**ACTIVITY**.
Without the pictures, repeat all of the data exactly as it appears below.

**EXCERPTED RECORDS**.
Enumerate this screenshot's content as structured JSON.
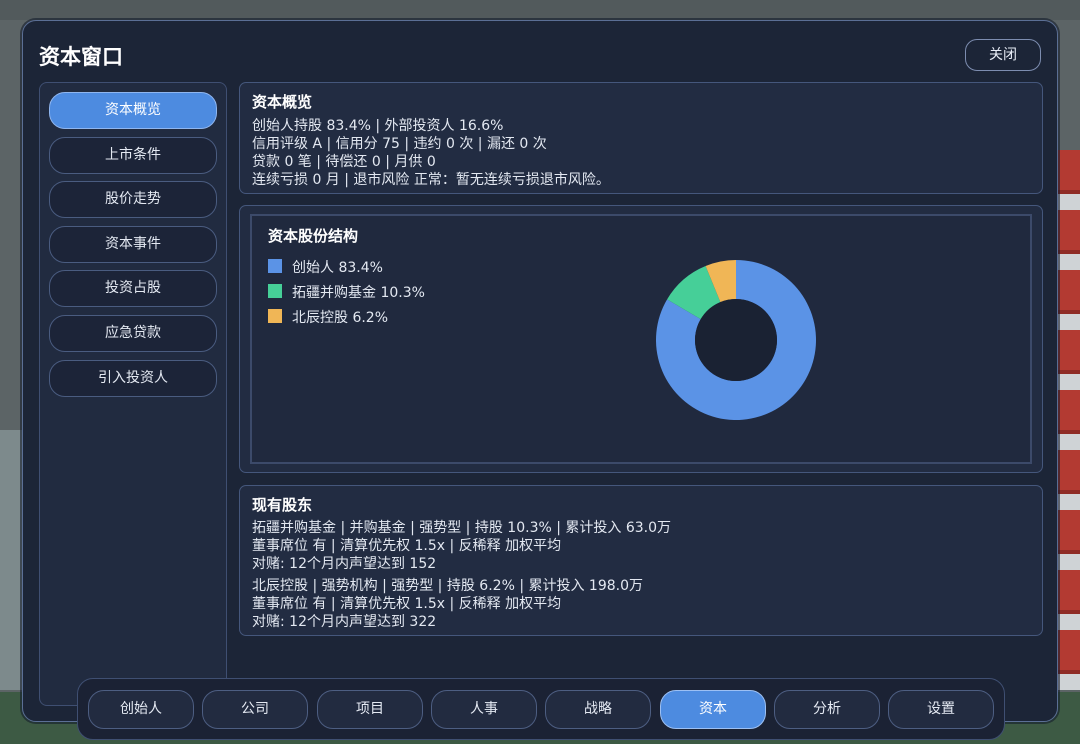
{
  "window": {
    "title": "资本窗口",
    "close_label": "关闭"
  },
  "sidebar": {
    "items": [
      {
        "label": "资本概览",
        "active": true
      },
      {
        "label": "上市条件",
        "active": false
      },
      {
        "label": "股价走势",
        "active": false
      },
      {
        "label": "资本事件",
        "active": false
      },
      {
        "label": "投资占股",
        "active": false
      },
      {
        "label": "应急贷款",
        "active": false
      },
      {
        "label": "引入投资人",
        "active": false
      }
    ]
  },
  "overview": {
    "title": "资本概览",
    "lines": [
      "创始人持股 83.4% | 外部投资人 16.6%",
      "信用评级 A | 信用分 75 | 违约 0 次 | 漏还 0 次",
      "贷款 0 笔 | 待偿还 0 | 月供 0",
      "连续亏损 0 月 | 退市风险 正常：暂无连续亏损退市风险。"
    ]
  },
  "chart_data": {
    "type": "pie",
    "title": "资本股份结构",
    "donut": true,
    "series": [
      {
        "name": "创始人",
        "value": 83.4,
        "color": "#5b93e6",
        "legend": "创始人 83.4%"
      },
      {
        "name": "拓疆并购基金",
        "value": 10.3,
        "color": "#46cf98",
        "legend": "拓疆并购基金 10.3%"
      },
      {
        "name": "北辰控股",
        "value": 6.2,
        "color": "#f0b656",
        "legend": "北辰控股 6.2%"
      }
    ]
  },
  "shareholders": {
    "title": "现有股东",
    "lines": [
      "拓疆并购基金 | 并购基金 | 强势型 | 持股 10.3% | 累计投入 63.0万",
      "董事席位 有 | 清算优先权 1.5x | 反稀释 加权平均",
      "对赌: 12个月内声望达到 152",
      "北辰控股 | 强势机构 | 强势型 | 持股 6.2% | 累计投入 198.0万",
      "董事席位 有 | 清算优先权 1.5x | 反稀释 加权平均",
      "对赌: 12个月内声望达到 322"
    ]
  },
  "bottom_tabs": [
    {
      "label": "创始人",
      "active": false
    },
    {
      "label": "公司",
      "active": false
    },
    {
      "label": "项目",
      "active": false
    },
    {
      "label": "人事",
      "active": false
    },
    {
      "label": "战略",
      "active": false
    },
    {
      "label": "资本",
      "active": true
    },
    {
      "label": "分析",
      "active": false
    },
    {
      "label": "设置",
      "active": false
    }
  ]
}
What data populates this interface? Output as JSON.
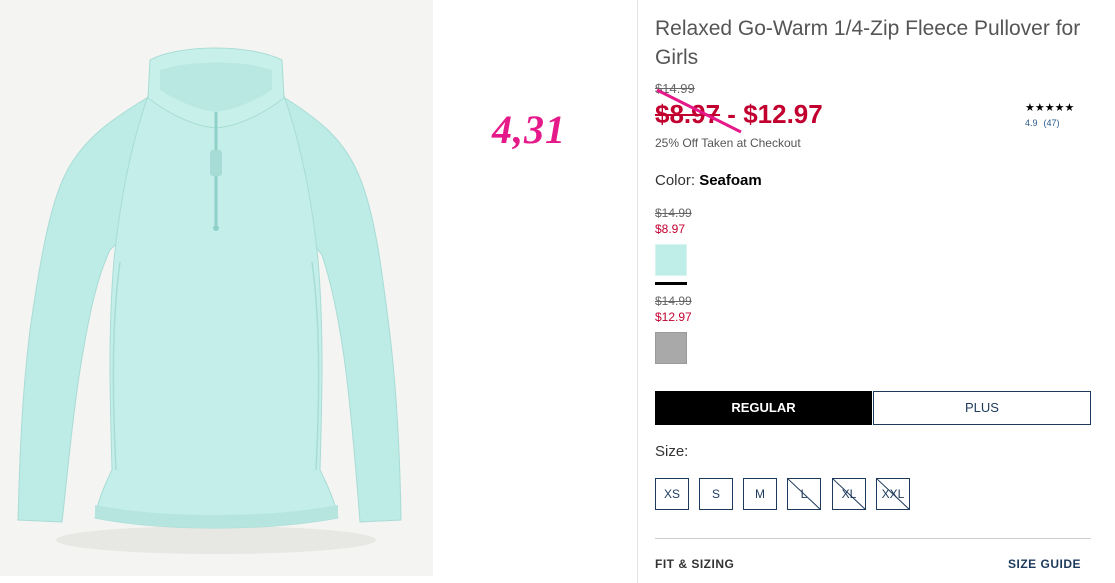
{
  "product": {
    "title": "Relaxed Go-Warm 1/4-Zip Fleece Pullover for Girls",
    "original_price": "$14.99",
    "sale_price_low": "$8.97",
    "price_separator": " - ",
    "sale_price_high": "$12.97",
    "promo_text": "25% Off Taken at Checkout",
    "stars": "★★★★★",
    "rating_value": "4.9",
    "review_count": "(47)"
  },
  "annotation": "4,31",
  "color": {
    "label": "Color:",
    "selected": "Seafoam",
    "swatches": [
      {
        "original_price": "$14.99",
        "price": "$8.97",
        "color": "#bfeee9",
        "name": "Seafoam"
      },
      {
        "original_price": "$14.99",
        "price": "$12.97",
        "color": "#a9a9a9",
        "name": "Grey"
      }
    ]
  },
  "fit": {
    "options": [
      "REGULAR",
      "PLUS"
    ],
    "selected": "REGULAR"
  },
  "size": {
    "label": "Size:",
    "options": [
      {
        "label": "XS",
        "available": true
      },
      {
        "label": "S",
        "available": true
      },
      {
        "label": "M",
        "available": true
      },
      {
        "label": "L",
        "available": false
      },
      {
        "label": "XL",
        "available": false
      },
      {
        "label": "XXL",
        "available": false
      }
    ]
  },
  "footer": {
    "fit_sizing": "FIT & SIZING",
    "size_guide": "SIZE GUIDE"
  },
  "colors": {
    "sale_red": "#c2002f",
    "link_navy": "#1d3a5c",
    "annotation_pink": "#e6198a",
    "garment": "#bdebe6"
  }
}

**ANSWER SECTION**.
Enumerate this screenshot's content as structured JSON.
{
  "window": {
    "title": "资本窗口",
    "close_label": "关闭"
  },
  "sidebar": {
    "items": [
      {
        "label": "资本概览",
        "active": true
      },
      {
        "label": "上市条件",
        "active": false
      },
      {
        "label": "股价走势",
        "active": false
      },
      {
        "label": "资本事件",
        "active": false
      },
      {
        "label": "投资占股",
        "active": false
      },
      {
        "label": "应急贷款",
        "active": false
      },
      {
        "label": "引入投资人",
        "active": false
      }
    ]
  },
  "overview": {
    "title": "资本概览",
    "lines": [
      "创始人持股 83.4% | 外部投资人 16.6%",
      "信用评级 A | 信用分 75 | 违约 0 次 | 漏还 0 次",
      "贷款 0 笔 | 待偿还 0 | 月供 0",
      "连续亏损 0 月 | 退市风险 正常：暂无连续亏损退市风险。"
    ]
  },
  "chart_data": {
    "type": "pie",
    "title": "资本股份结构",
    "donut": true,
    "series": [
      {
        "name": "创始人",
        "value": 83.4,
        "color": "#5b93e6",
        "legend": "创始人 83.4%"
      },
      {
        "name": "拓疆并购基金",
        "value": 10.3,
        "color": "#46cf98",
        "legend": "拓疆并购基金 10.3%"
      },
      {
        "name": "北辰控股",
        "value": 6.2,
        "color": "#f0b656",
        "legend": "北辰控股 6.2%"
      }
    ]
  },
  "shareholders": {
    "title": "现有股东",
    "lines": [
      "拓疆并购基金 | 并购基金 | 强势型 | 持股 10.3% | 累计投入 63.0万",
      "董事席位 有 | 清算优先权 1.5x | 反稀释 加权平均",
      "对赌: 12个月内声望达到 152",
      "北辰控股 | 强势机构 | 强势型 | 持股 6.2% | 累计投入 198.0万",
      "董事席位 有 | 清算优先权 1.5x | 反稀释 加权平均",
      "对赌: 12个月内声望达到 322"
    ]
  },
  "bottom_tabs": [
    {
      "label": "创始人",
      "active": false
    },
    {
      "label": "公司",
      "active": false
    },
    {
      "label": "项目",
      "active": false
    },
    {
      "label": "人事",
      "active": false
    },
    {
      "label": "战略",
      "active": false
    },
    {
      "label": "资本",
      "active": true
    },
    {
      "label": "分析",
      "active": false
    },
    {
      "label": "设置",
      "active": false
    }
  ]
}
What data populates this interface? Output as JSON.
{
  "product": {
    "title": "Relaxed Go-Warm 1/4-Zip Fleece Pullover for Girls",
    "original_price": "$14.99",
    "sale_price_low": "$8.97",
    "price_separator": " - ",
    "sale_price_high": "$12.97",
    "promo_text": "25% Off Taken at Checkout",
    "stars": "★★★★★",
    "rating_value": "4.9",
    "review_count": "(47)"
  },
  "annotation": "4,31",
  "color": {
    "label": "Color:",
    "selected": "Seafoam",
    "swatches": [
      {
        "original_price": "$14.99",
        "price": "$8.97",
        "color": "#bfeee9",
        "name": "Seafoam"
      },
      {
        "original_price": "$14.99",
        "price": "$12.97",
        "color": "#a9a9a9",
        "name": "Grey"
      }
    ]
  },
  "fit": {
    "options": [
      "REGULAR",
      "PLUS"
    ],
    "selected": "REGULAR"
  },
  "size": {
    "label": "Size:",
    "options": [
      {
        "label": "XS",
        "available": true
      },
      {
        "label": "S",
        "available": true
      },
      {
        "label": "M",
        "available": true
      },
      {
        "label": "L",
        "available": false
      },
      {
        "label": "XL",
        "available": false
      },
      {
        "label": "XXL",
        "available": false
      }
    ]
  },
  "footer": {
    "fit_sizing": "FIT & SIZING",
    "size_guide": "SIZE GUIDE"
  },
  "colors": {
    "sale_red": "#c2002f",
    "link_navy": "#1d3a5c",
    "annotation_pink": "#e6198a",
    "garment": "#bdebe6"
  }
}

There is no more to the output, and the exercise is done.